5.11 Understanding Chronic Illness & Episodic Disabilities

The terms "chronic illness", "systemic illness or disability", and "medical conditions" refer to any of a number of health-related conditions that may affect the respiratory, neurological, circulatory, or immune systems of the body. The symptoms associated with these conditions are often unstable and unpredictable and may be episodic. Conditions referred to by these labels can include:

  • Autoimmune disorders (lupus, rheumatoid arthritis)
  • Blood disorders (sickle cell anemia, e.g.)
  • Caridac disorders
  • Crohn's disease
  • Diabetes
  • HIV/AIDS
  • Lyme's disease
  • Multiple Sclerosis, Muscular Dystrophy
  • Pain Conditions
  • Recurrent cancer
  • Respiratory conditions (asthma, cystic fibrosis)
  • Seizure Disorders, Epilepsy

A chronic disease or medical condition can adversely affect an individual's ability to perform a number of major life activities and, if substantial, would therefore be described as a disability.
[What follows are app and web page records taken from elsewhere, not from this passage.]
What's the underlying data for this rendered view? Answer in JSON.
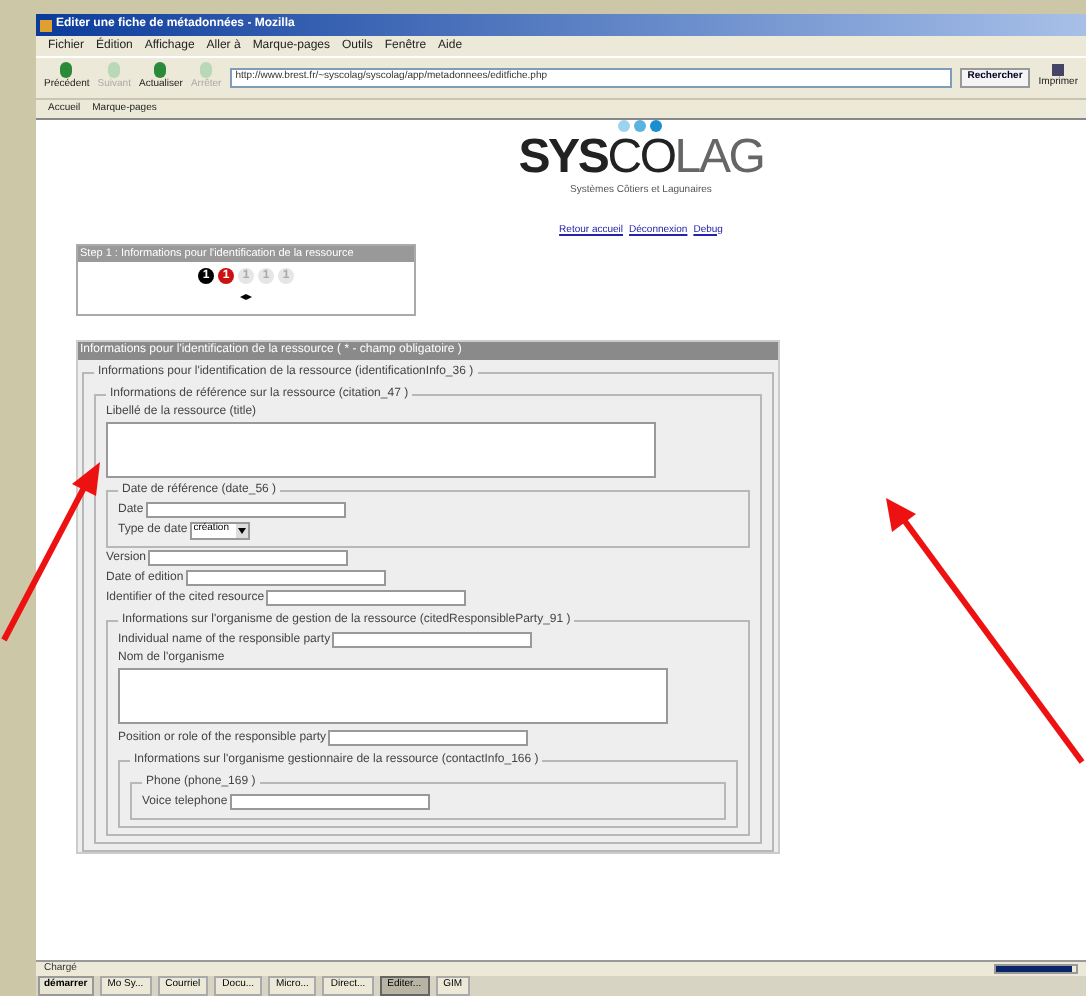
{
  "window": {
    "title": "Editer une fiche de métadonnées - Mozilla"
  },
  "menu": [
    "Fichier",
    "Édition",
    "Affichage",
    "Aller à",
    "Marque-pages",
    "Outils",
    "Fenêtre",
    "Aide"
  ],
  "toolbar": {
    "buttons": [
      {
        "label": "Précédent",
        "disabled": false
      },
      {
        "label": "Suivant",
        "disabled": true
      },
      {
        "label": "Actualiser",
        "disabled": false
      },
      {
        "label": "Arrêter",
        "disabled": true
      }
    ],
    "url": "http://www.brest.fr/~syscolag/syscolag/app/metadonnees/editfiche.php",
    "search": "Rechercher",
    "print": "Imprimer"
  },
  "bookmarks": [
    "Accueil",
    "Marque-pages"
  ],
  "logo": {
    "main": "**SYS**CO",
    "light": "LAG",
    "tagline": "Systèmes Côtiers et Lagunaires"
  },
  "nav_links": [
    "Retour accueil",
    "Déconnexion",
    "Debug"
  ],
  "step": {
    "title": "Step 1 : Informations pour l'identification de la ressource",
    "steps": [
      {
        "label": "1",
        "color": "#000000"
      },
      {
        "label": "1",
        "color": "#cc1111"
      },
      {
        "label": "1",
        "color": "#e6e6e6"
      },
      {
        "label": "1",
        "color": "#e6e6e6"
      },
      {
        "label": "1",
        "color": "#e6e6e6"
      }
    ],
    "pager": "◂▸"
  },
  "form": {
    "header": "Informations pour l'identification de la ressource ( * - champ obligatoire )",
    "items": [
      {
        "kind": "fieldset",
        "legend": "Informations pour l'identification de la ressource (identificationInfo_36 )",
        "children": [
          {
            "kind": "fieldset",
            "legend": "Informations de référence sur la ressource (citation_47 )",
            "children": [
              {
                "kind": "textarea",
                "label": "Libellé de la ressource (title)"
              },
              {
                "kind": "fieldset",
                "legend": "Date de référence (date_56 )",
                "children": [
                  {
                    "kind": "input",
                    "label": "Date"
                  },
                  {
                    "kind": "select",
                    "label": "Type de date",
                    "value": "création"
                  }
                ]
              },
              {
                "kind": "input",
                "label": "Version"
              },
              {
                "kind": "input",
                "label": "Date of edition"
              },
              {
                "kind": "input",
                "label": "Identifier of the cited resource"
              },
              {
                "kind": "fieldset",
                "legend": "Informations sur l'organisme de gestion de la ressource (citedResponsibleParty_91 )",
                "children": [
                  {
                    "kind": "input",
                    "label": "Individual name of the responsible party"
                  },
                  {
                    "kind": "textarea",
                    "label": "Nom de l'organisme"
                  },
                  {
                    "kind": "input",
                    "label": "Position or role of the responsible party"
                  },
                  {
                    "kind": "fieldset",
                    "legend": "Informations sur l'organisme gestionnaire de la ressource (contactInfo_166 )",
                    "children": [
                      {
                        "kind": "fieldset",
                        "legend": "Phone (phone_169 )",
                        "children": [
                          {
                            "kind": "input",
                            "label": "Voice telephone"
                          }
                        ]
                      }
                    ]
                  }
                ]
              }
            ]
          }
        ]
      }
    ]
  },
  "status_bar": {
    "text": "Chargé",
    "level": 0.95
  },
  "taskbar": {
    "start": "démarrer",
    "tasks": [
      {
        "label": "Mo Sy...",
        "selected": false
      },
      {
        "label": "Courriel",
        "selected": false
      },
      {
        "label": "Docu...",
        "selected": false
      },
      {
        "label": "Micro...",
        "selected": false
      },
      {
        "label": "Direct...",
        "selected": false
      },
      {
        "label": "Editer...",
        "selected": true
      },
      {
        "label": "GIM",
        "selected": false
      }
    ]
  }
}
In other cases, side effects of medications or combinations of symptoms from various conditions can impair major life activities such that the person is considered disabled.

Accommodations for students with chronic illnesses might include:

  • Priority scheduling to work around treatment regimens, personal care needs, medication schedules, variations in energy level and pain
  • Flexibility in scheduling classes, tests, and exams
  • Early access to course syllabus and assignments
  • Frequent breaks during classes
  • Allowance for snacks and/or access to a refrigerator
  • Appropriate assistive technology

[Parts of this section were adapted from the pamphlet "College Students who have Chronic or Episodic Disabilities", Association on Higher Education and Disability, Huntersville, NC.]